Akwa Ibom House is not the only one affected by crisis that portends danger to the nation’s nascent democracy. The situation is the same in Anambra and Ondo states. Ekiti, Benue and Plateau states’ legislative Houses were not spared, too. The action of the five lawmakers, who lately defected from the Peoples Democratic Party (PDP) to the All Progressives Congress (APC), has been generally condemned.
The Speaker of the Akwa Ibom Assembly, Onofiok Luke, may have attracted the ire of the five lawmakers when he declared their seats vacant after they defected to the APC. Later, the lawmakers stormed the House to possibly remove the Speaker.
The attempt by five out of the 26 members of the House to impeach the Speaker or even the Governor of the State is unconstitutional. According to Section 92 (c) of the 1999 Constitution (as amended), only two-thirds of the members of the Akwa Ibom House of Assembly can impeach the Speaker. To impeach the governor of a state, the conditions stipulated in Section 188 (1-11) of the 1999 Constitution (as amended) must be fulfilled.
Disagreements among members in the House are natural and not unexpected. However, such agreements must be amicably settled. They should not be allowed to escalate to violence.
In such matters, the police must always remain neutral. They must avoid been partisan. We do not subscribe to a return to an era of illegal impeachments, which were rampant in some states in the 4th Republic.
We enjoin Nigerian politicians, especially the lawmakers, to play by the rules and avoid anything that might overheat the polity. Politicians must avoid actions that are capable of truncating our democracy.
There is no doubt that the crises in some state legislative Houses have something to do with the 2019 elections. Let politicians not allow their personal ambitions torpedo our democracy. We condemn the quick recourse to self-help by some politicians. No doubt, disagreements by lawmakers are part of the democratic game, but they must never be taken out of proportion to the extent of seeking to compromise the peace and security of the nation.

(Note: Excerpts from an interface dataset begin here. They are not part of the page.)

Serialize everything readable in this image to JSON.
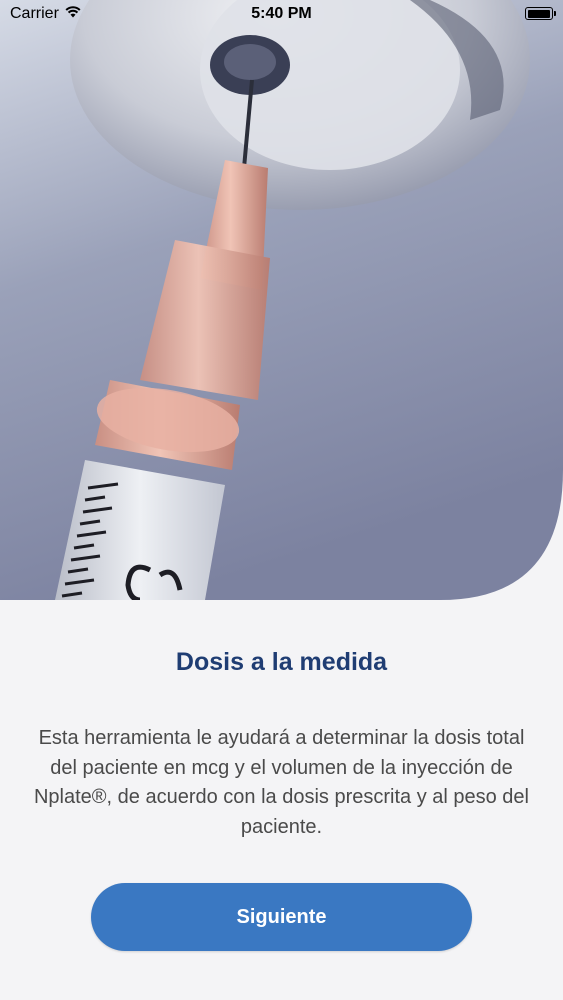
{
  "status_bar": {
    "carrier": "Carrier",
    "time": "5:40 PM",
    "battery_level": 1.0
  },
  "hero": {
    "image": "syringe-in-vial-photo"
  },
  "intro": {
    "title": "Dosis a la medida",
    "description": "Esta herramienta le ayudará a determinar la dosis total del paciente en mcg y el volumen de la inyección de Nplate®, de acuerdo con la dosis prescrita y al peso del paciente."
  },
  "actions": {
    "next_label": "Siguiente"
  },
  "colors": {
    "title": "#1f3d73",
    "button": "#3a78c2",
    "body_text": "#4a4a4a",
    "background": "#f4f4f6"
  }
}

We, therefore, admonish the political combatants in the Akwa Ibom House of Assembly to sheathe their swords and embrace peace. It is only in a peaceful atmosphere that multiparty democracy can thrive and endure.
The security agents, especially the police, must be mindful of their duties and try to be neutral at all times and in all situations. They must be very professional in the discharge of their duties and be seen to be so. They should never be partisan. The pressure on them to be partisan, especially in this political season, may be enormous, but, like Caesar’s wife, they should be above board.
Also, the recent allegation by Governor Nyesom Wike of Rivers State that the breakdown of law and order at the Akwa Ibom House of Assembly was part of a grand design to truncate democracy in both Rivers and Akwa Ibom states should be thoroughly investigated by the Federal Government. The outcome of the investigation must be made public. However, we advise the government to take concrete measures to prevent any plan to truncate our democracy.
All stakeholders in the Nigerian project, especially the political actors, must resist the temptation to overheat the polity now that the campaign season is on. The politicians must be reminded that elections are meant to celebrate democracy and they come in cycles. Those who do not win this time will definitely have another chance.